Data records for software interfaces:
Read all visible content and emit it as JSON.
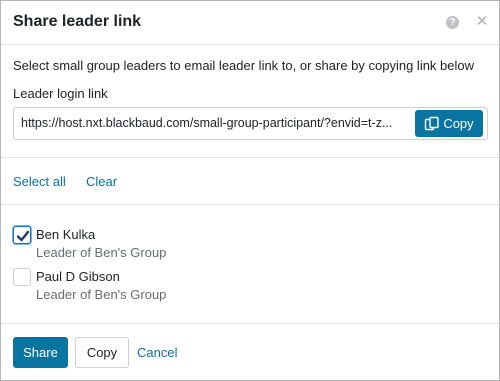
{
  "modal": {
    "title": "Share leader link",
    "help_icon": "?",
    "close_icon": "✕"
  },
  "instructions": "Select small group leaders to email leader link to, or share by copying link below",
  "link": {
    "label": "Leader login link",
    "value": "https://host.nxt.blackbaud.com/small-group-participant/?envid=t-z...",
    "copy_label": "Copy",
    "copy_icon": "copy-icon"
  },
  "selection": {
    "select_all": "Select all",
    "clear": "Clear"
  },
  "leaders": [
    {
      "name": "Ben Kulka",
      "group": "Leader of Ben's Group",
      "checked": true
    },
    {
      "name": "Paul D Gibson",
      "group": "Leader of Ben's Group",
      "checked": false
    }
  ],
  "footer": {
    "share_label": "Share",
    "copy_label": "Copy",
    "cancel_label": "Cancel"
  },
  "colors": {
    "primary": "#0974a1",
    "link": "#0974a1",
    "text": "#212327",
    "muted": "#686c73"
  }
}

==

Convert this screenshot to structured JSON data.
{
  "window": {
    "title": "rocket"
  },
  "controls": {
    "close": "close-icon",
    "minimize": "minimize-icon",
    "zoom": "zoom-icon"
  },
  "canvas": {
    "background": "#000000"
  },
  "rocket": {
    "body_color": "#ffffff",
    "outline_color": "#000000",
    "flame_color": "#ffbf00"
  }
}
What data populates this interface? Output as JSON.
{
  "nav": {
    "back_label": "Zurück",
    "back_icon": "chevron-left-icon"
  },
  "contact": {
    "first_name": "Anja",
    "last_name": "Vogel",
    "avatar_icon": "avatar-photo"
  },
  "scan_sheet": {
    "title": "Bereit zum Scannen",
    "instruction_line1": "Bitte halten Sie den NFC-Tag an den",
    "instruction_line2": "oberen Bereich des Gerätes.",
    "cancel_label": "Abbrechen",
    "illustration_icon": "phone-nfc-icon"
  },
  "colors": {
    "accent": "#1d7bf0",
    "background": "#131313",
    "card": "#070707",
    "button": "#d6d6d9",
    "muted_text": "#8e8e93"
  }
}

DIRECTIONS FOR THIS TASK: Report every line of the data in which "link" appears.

SOLUTION TO THE EXERCISE:
    "title": "Share leader link",
  "instructions": "Select small group leaders to email leader link to, or share by copying link below",
  "link": {
    "label": "Leader login link",
    "link": "#0974a1",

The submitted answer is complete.